(Beginning of Input material)

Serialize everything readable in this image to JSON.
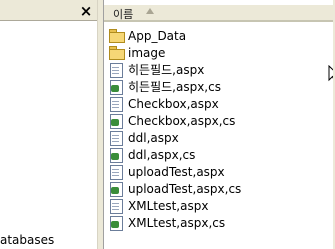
{
  "left_panel": {
    "close_glyph": "×",
    "partial_text": "atabases"
  },
  "file_list": {
    "column_header": "이름",
    "sort": "ascending",
    "items": [
      {
        "name": "App_Data",
        "icon": "folder-icon"
      },
      {
        "name": "image",
        "icon": "folder-icon"
      },
      {
        "name": "히든필드,aspx",
        "icon": "aspx-file-icon"
      },
      {
        "name": "히든필드,aspx,cs",
        "icon": "cs-file-icon"
      },
      {
        "name": "Checkbox,aspx",
        "icon": "aspx-file-icon"
      },
      {
        "name": "Checkbox,aspx,cs",
        "icon": "cs-file-icon"
      },
      {
        "name": "ddl,aspx",
        "icon": "aspx-file-icon"
      },
      {
        "name": "ddl,aspx,cs",
        "icon": "cs-file-icon"
      },
      {
        "name": "uploadTest,aspx",
        "icon": "aspx-file-icon"
      },
      {
        "name": "uploadTest,aspx,cs",
        "icon": "cs-file-icon"
      },
      {
        "name": "XMLtest,aspx",
        "icon": "aspx-file-icon"
      },
      {
        "name": "XMLtest,aspx,cs",
        "icon": "cs-file-icon"
      }
    ]
  }
}
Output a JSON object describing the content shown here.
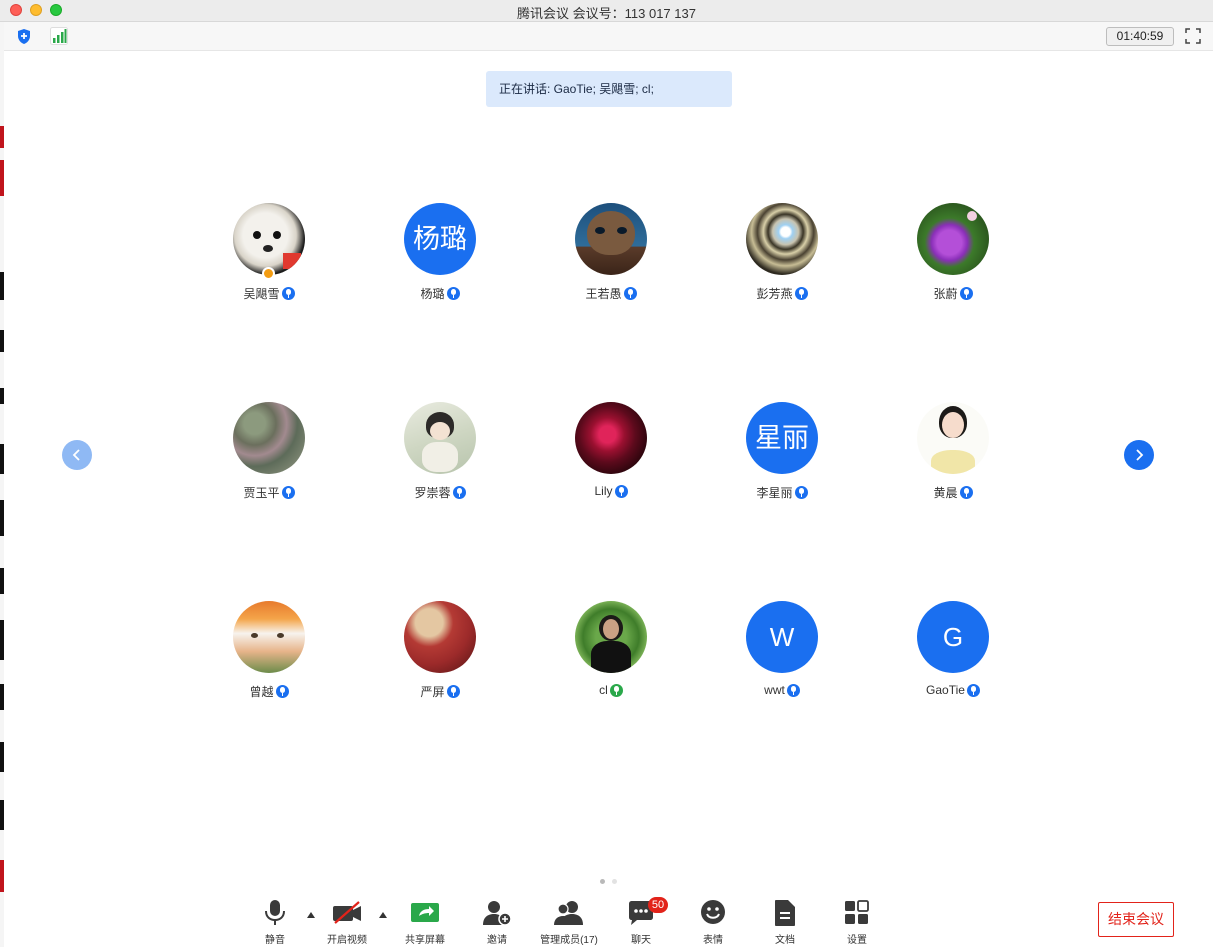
{
  "window": {
    "title": "腾讯会议 会议号：113 017 137"
  },
  "toolbar": {
    "timer": "01:40:59",
    "icons": [
      "shield-icon",
      "signal-icon",
      "fullscreen-icon"
    ]
  },
  "speaking": {
    "label": "正在讲话: GaoTie; 吴飓雪; cl;"
  },
  "participants": [
    {
      "name": "吴飓雪",
      "avatar_type": "photo",
      "mic": "mic-icon",
      "host": true
    },
    {
      "name": "杨璐",
      "avatar_type": "text",
      "avatar_text": "杨璐",
      "mic": "mic-icon"
    },
    {
      "name": "王若愚",
      "avatar_type": "photo",
      "mic": "mic-icon"
    },
    {
      "name": "彭芳燕",
      "avatar_type": "photo",
      "mic": "mic-icon"
    },
    {
      "name": "张蔚",
      "avatar_type": "photo",
      "mic": "mic-icon"
    },
    {
      "name": "贾玉平",
      "avatar_type": "photo",
      "mic": "mic-icon"
    },
    {
      "name": "罗崇蓉",
      "avatar_type": "photo",
      "mic": "mic-icon"
    },
    {
      "name": "Lily",
      "avatar_type": "photo",
      "mic": "mic-icon"
    },
    {
      "name": "李星丽",
      "avatar_type": "text",
      "avatar_text": "星丽",
      "mic": "mic-icon"
    },
    {
      "name": "黄晨",
      "avatar_type": "photo",
      "mic": "mic-icon"
    },
    {
      "name": "曾越",
      "avatar_type": "photo",
      "mic": "mic-icon"
    },
    {
      "name": "严屏",
      "avatar_type": "photo",
      "mic": "mic-icon"
    },
    {
      "name": "cl",
      "avatar_type": "photo",
      "mic": "mic-active-icon"
    },
    {
      "name": "wwt",
      "avatar_type": "text",
      "avatar_text": "W",
      "mic": "mic-icon"
    },
    {
      "name": "GaoTie",
      "avatar_type": "text",
      "avatar_text": "G",
      "mic": "mic-icon"
    }
  ],
  "pager": {
    "pages": 2,
    "current": 1
  },
  "bottombar": {
    "mute": "静音",
    "video": "开启视频",
    "share": "共享屏幕",
    "invite": "邀请",
    "members": "管理成员(17)",
    "chat": "聊天",
    "chat_badge": "50",
    "emoji": "表情",
    "docs": "文档",
    "settings": "设置",
    "end": "结束会议"
  },
  "colors": {
    "accent": "#1a6ff0",
    "end": "#e2231a",
    "banner": "#dbe9fc"
  }
}
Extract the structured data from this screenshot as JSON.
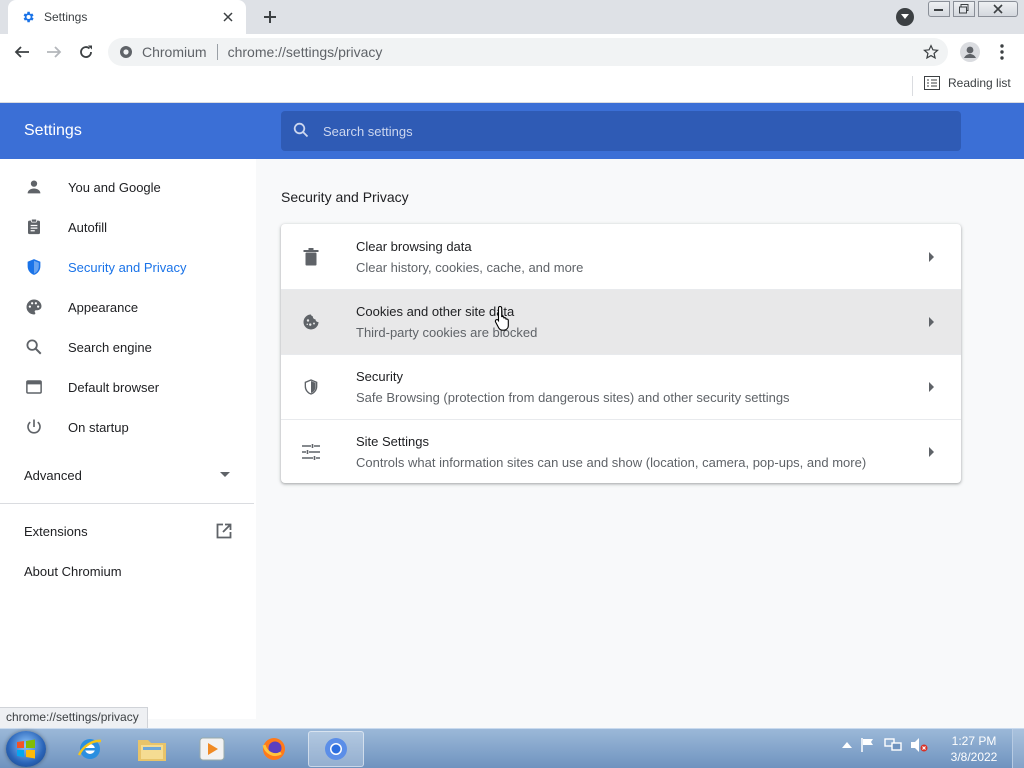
{
  "browser": {
    "tab_title": "Settings",
    "omnibox_site": "Chromium",
    "omnibox_url": "chrome://settings/privacy",
    "reading_list": "Reading list"
  },
  "settings": {
    "header_title": "Settings",
    "search_placeholder": "Search settings",
    "sidebar": {
      "items": [
        {
          "label": "You and Google",
          "icon": "person-icon"
        },
        {
          "label": "Autofill",
          "icon": "clipboard-icon"
        },
        {
          "label": "Security and Privacy",
          "icon": "shield-icon",
          "active": true
        },
        {
          "label": "Appearance",
          "icon": "palette-icon"
        },
        {
          "label": "Search engine",
          "icon": "search-icon"
        },
        {
          "label": "Default browser",
          "icon": "browser-window-icon"
        },
        {
          "label": "On startup",
          "icon": "power-icon"
        }
      ],
      "advanced": "Advanced",
      "extensions": "Extensions",
      "about": "About Chromium"
    },
    "section_title": "Security and Privacy",
    "rows": [
      {
        "title": "Clear browsing data",
        "subtitle": "Clear history, cookies, cache, and more",
        "icon": "trash-icon"
      },
      {
        "title": "Cookies and other site data",
        "subtitle": "Third-party cookies are blocked",
        "icon": "cookie-icon",
        "hovered": true
      },
      {
        "title": "Security",
        "subtitle": "Safe Browsing (protection from dangerous sites) and other security settings",
        "icon": "shield-icon"
      },
      {
        "title": "Site Settings",
        "subtitle": "Controls what information sites can use and show (location, camera, pop-ups, and more)",
        "icon": "tune-icon"
      }
    ]
  },
  "status_bar": "chrome://settings/privacy",
  "taskbar": {
    "time": "1:27 PM",
    "date": "3/8/2022"
  },
  "colors": {
    "header_blue": "#3b6fd6",
    "active_blue": "#1a73e8"
  }
}
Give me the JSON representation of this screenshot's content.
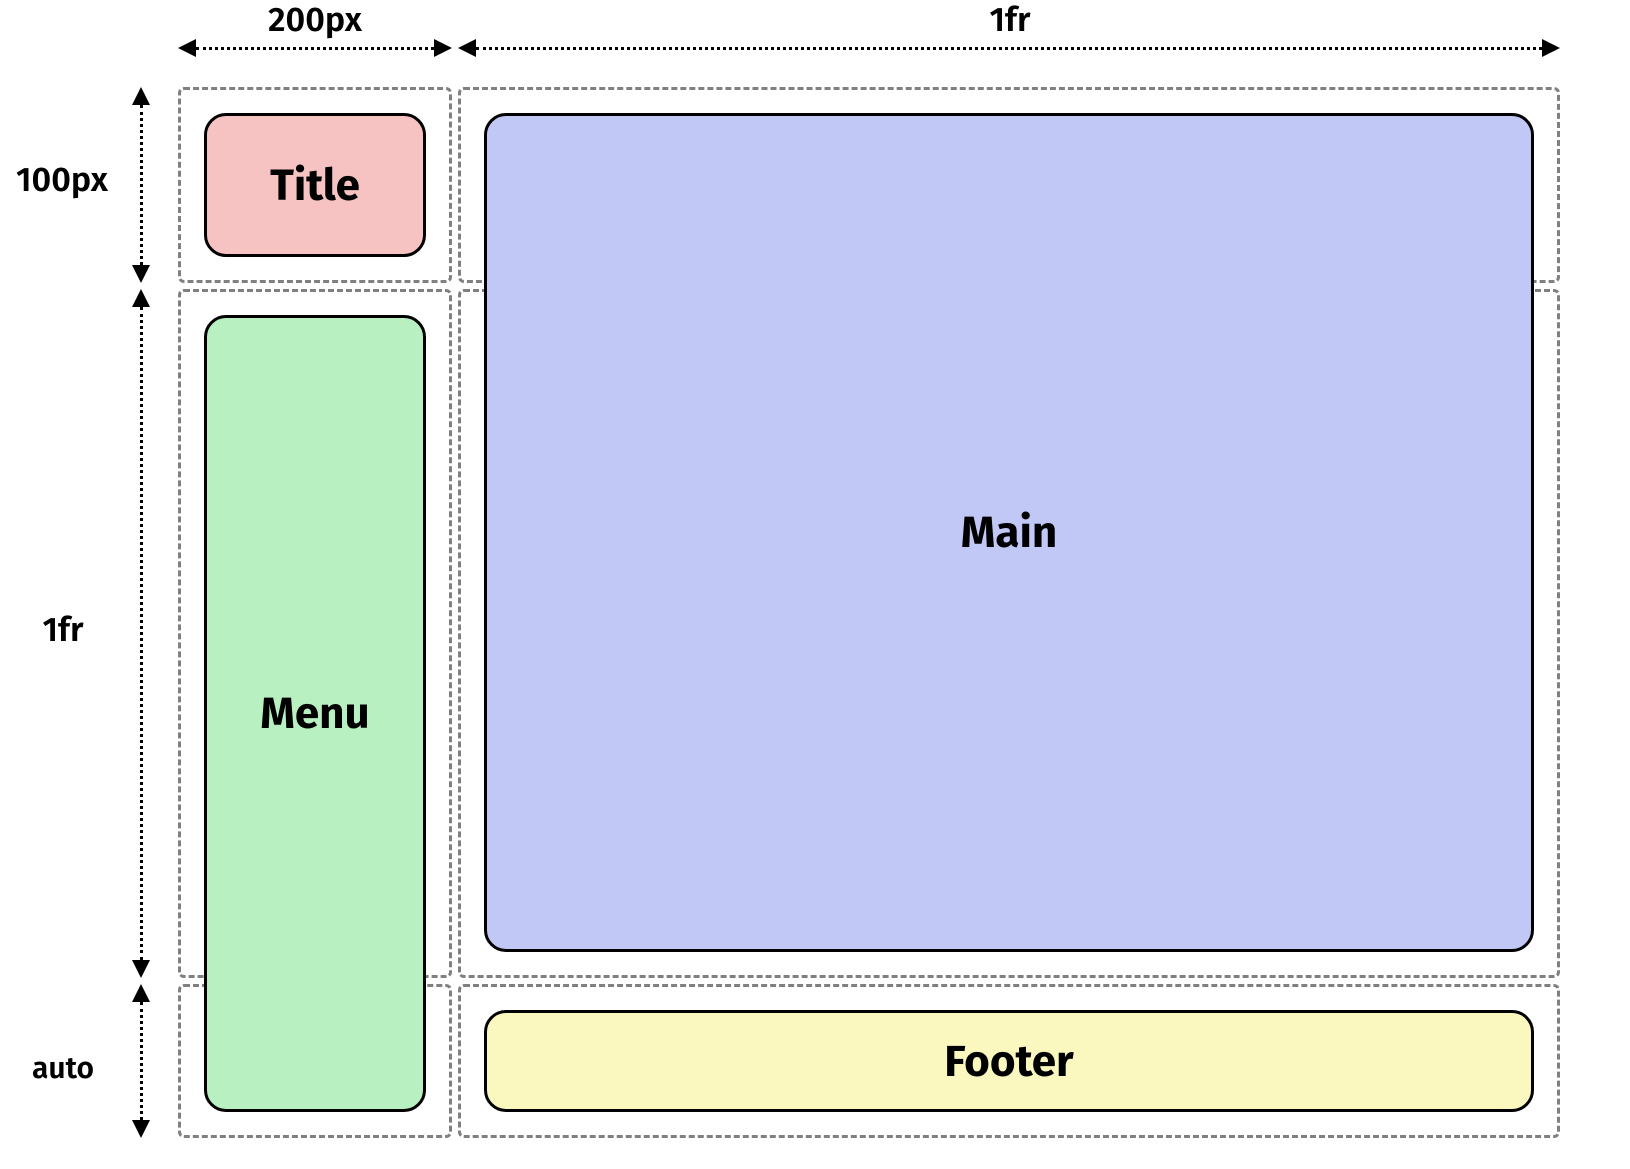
{
  "diagram": {
    "columns": {
      "col1": {
        "label": "200px"
      },
      "col2": {
        "label": "1fr"
      }
    },
    "rows": {
      "row1": {
        "label": "100px"
      },
      "row2": {
        "label": "1fr"
      },
      "row3": {
        "label": "auto"
      }
    },
    "regions": {
      "title": {
        "label": "Title",
        "color": "#f6c2c2"
      },
      "menu": {
        "label": "Menu",
        "color": "#b8f0c2"
      },
      "main": {
        "label": "Main",
        "color": "#c2c8f5"
      },
      "footer": {
        "label": "Footer",
        "color": "#fbf8bf"
      }
    }
  }
}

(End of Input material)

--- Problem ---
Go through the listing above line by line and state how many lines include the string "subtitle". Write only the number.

--- Result of this task ---
4